Stored dataset items
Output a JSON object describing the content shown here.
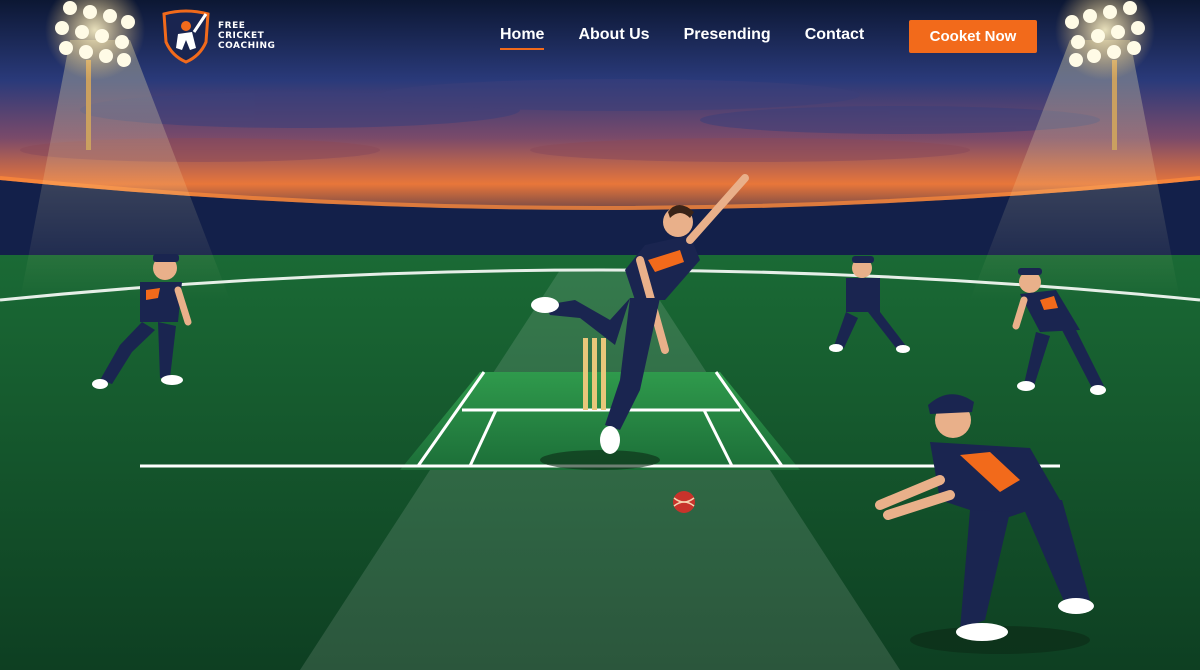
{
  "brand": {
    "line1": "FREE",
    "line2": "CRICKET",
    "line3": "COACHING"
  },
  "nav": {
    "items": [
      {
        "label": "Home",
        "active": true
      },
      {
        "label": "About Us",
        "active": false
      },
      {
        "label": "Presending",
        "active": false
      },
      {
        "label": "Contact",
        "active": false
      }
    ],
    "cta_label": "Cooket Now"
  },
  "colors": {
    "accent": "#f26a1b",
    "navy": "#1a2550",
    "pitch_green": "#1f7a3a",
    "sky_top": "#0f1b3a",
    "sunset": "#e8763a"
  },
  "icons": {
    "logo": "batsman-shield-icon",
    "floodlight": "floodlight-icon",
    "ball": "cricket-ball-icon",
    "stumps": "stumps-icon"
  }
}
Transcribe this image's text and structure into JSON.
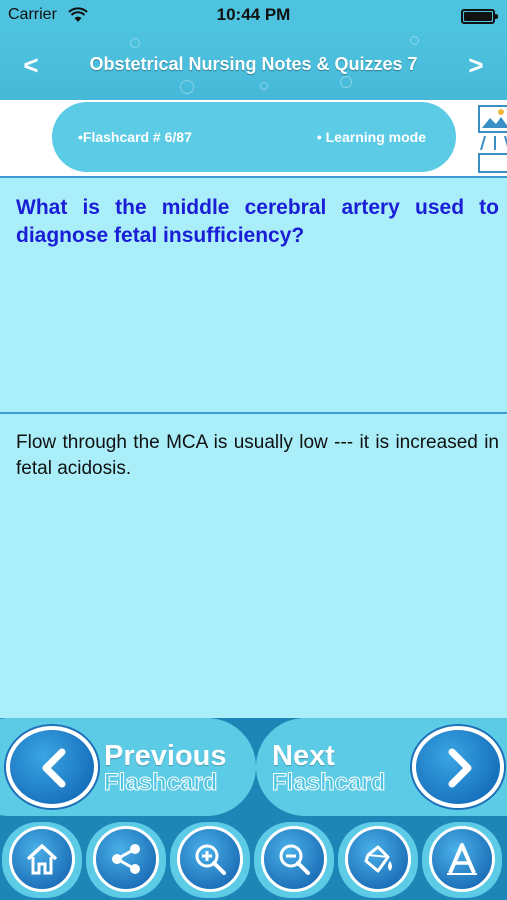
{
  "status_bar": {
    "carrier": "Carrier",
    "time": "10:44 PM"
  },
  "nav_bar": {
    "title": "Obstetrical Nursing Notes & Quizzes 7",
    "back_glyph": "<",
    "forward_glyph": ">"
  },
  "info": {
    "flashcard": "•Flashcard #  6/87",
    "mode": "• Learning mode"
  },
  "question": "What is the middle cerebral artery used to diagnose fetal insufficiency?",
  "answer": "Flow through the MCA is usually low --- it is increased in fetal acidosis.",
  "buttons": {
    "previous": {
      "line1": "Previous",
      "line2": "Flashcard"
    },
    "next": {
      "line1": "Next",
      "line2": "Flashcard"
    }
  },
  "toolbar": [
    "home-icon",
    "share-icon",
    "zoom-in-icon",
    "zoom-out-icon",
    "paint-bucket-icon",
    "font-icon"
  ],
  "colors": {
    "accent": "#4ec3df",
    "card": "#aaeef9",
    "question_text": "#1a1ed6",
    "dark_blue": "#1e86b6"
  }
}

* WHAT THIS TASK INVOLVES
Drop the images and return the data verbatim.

* EXERCISE SOLUTION
Output a JSON object describing the content shown here.
{
  "brand": {
    "line1": "FREE",
    "line2": "CRICKET",
    "line3": "COACHING"
  },
  "nav": {
    "items": [
      {
        "label": "Home",
        "active": true
      },
      {
        "label": "About Us",
        "active": false
      },
      {
        "label": "Presending",
        "active": false
      },
      {
        "label": "Contact",
        "active": false
      }
    ],
    "cta_label": "Cooket Now"
  },
  "colors": {
    "accent": "#f26a1b",
    "navy": "#1a2550",
    "pitch_green": "#1f7a3a",
    "sky_top": "#0f1b3a",
    "sunset": "#e8763a"
  },
  "icons": {
    "logo": "batsman-shield-icon",
    "floodlight": "floodlight-icon",
    "ball": "cricket-ball-icon",
    "stumps": "stumps-icon"
  }
}
Transcribe this image's text and structure into JSON.
{
  "status_bar": {
    "carrier": "Carrier",
    "time": "10:44 PM"
  },
  "nav_bar": {
    "title": "Obstetrical Nursing Notes & Quizzes 7",
    "back_glyph": "<",
    "forward_glyph": ">"
  },
  "info": {
    "flashcard": "•Flashcard #  6/87",
    "mode": "• Learning mode"
  },
  "question": "What is the middle cerebral artery used to diagnose fetal insufficiency?",
  "answer": "Flow through the MCA is usually low --- it is increased in fetal acidosis.",
  "buttons": {
    "previous": {
      "line1": "Previous",
      "line2": "Flashcard"
    },
    "next": {
      "line1": "Next",
      "line2": "Flashcard"
    }
  },
  "toolbar": [
    "home-icon",
    "share-icon",
    "zoom-in-icon",
    "zoom-out-icon",
    "paint-bucket-icon",
    "font-icon"
  ],
  "colors": {
    "accent": "#4ec3df",
    "card": "#aaeef9",
    "question_text": "#1a1ed6",
    "dark_blue": "#1e86b6"
  }
}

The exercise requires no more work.